In 2014, a 13-month-old, now 8, joined the family. Finally, in 2021, Harris welcomed an 11-year-old into her home.
Biological Mom Says Adoptions Provided Second Chance
Harris, the biological mother of two, ages 40 and 36, described her parenting as “alright.” But she felt that she’d been given a second chance to get it right as an adoptive parent.
A victim of sexual abuse, she once faced alcohol and drug addiction as a means of coping. She took her first drink at 8, began to smoke marijuana at 13 and turned to cocaine at 17.
“I recovered from addiction 31 years ago and God gave me a chance to be a mother again in my 40s,” said Harris, an evangelist and former co-pastor of Out From Under Ministries located in Hyattsville, Maryland.
Her biological children, members of her extended family and a team of registered nurses collectively assist in care and transportation. Her adopted children find community at Just 4 Us Foundation, a creative arts organization with accessible activities and services for children and adults with special needs that encourages positive community involvement.
Since Harris launched the Foundation in 2009, it has served over 800 participants, according to its website. Recently, some of the Foundation’s younger beneficiaries participated in an anti-bullying video.
Family Searches for a Home to Call Their Own
Together, the blended family wants to find a home to call their own. Harris said her budget for a down payment stands at $10,000 at the maximum. Most of the social security disability stipend that she receives must be used to cover housing, medical supplies and transportation costs. She also supplements her income by working part-time as a caseworker.
Since 2018, the family has lived in a house formerly owned by John Paul Mudd who welcomed Harris and the children into the home.
“I want you to own this home,” Harris recalled Mudd once saying to her. But in February 2019, he died and his daughter, Mary Ann Moore, while uninterested in selling the property, allowed the family to continue renting.
Monthly rent costs over $2,000.
Like many parents, Harris said she’s determined to own her own home but said the path toward homeownership as the guardian of disabled children has been “troubling.”
“The process isn’t easy,” she said. “There are a lot of programs in the District of Columbia that will place you anywhere because you’re desperate. But I have to be careful and protect my children from areas where violence is more persistent.”

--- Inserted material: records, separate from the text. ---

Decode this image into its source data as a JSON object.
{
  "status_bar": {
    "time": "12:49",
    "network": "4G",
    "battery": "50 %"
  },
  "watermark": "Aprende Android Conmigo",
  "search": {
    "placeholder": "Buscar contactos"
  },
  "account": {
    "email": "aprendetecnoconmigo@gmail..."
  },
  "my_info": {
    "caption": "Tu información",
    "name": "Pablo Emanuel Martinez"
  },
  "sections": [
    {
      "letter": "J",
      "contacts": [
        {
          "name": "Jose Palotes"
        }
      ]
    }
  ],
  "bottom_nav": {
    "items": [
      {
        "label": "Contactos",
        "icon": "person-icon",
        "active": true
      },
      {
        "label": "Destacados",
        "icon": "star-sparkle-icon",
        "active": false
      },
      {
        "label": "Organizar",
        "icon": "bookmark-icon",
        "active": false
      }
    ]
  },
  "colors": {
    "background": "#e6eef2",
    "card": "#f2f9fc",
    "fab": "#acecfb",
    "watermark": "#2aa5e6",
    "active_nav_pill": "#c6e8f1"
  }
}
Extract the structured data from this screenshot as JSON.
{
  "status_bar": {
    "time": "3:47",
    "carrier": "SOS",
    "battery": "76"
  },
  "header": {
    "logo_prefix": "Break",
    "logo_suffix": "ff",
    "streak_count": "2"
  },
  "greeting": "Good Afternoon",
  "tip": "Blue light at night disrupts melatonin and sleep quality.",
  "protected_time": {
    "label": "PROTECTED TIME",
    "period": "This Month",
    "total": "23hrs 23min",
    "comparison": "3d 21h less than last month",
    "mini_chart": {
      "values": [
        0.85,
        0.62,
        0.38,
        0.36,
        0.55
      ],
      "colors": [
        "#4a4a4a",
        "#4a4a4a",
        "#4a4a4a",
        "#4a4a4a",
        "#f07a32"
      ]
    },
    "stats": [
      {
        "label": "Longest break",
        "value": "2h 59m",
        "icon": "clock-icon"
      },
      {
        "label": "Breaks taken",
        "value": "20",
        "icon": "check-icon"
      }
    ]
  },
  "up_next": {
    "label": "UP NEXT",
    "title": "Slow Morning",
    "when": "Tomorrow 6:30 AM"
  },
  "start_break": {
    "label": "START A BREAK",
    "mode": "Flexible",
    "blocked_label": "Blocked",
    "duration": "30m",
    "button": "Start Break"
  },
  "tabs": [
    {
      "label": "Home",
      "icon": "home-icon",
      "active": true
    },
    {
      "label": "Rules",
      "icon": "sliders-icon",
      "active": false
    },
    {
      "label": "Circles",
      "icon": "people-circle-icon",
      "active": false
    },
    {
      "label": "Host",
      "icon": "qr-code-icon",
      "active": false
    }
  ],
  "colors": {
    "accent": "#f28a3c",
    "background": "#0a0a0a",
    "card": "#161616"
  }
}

An ideal home would include: wheelchair accessibility; six or more bedrooms; wheel-in showers; lowered kitchen cabinets, counters and sinks; grab bars; widened doorways; and raised electrical outlets. She said safety remains tantamount. In 2018, her wheelchair-accessible van was stolen on the day of one of her children’s birthdays when the entire family planned to go out to celebrate. Not only did the theft force her to cancel the outing but it took nearly one month before she could secure another means of transportation.
In addition, the D.C. Department of Housing and Community Development provides up to $30,000 for home modifications to improve physical mobility for those with physical ailments. However, the program, Single Family Residential Rehabilitation, recently received criticism because its offerings to improve homes, specifically roof repairs, were excessively delayed causing some homes to decay.
A study estimates that about 21 percent of households will have at least one resident with a mobility disability by 2050.
Harris said her search for a family home will continue.
“No matter what, we will be a happy family,” she said. “We won’t lose hope. We’ve suffered a lot of losses lately but as long as we have each other, we’re okay.”
“I’ve done a lot of work in the community for people. I believe something will happen one day – I just hope it happens before I close my eyes. If something happens to me tomorrow, [the owner] will want to sell the house and the kids would be separated. [But] if we have our own home, they’ll always have a safe place in which to live,” Harris said.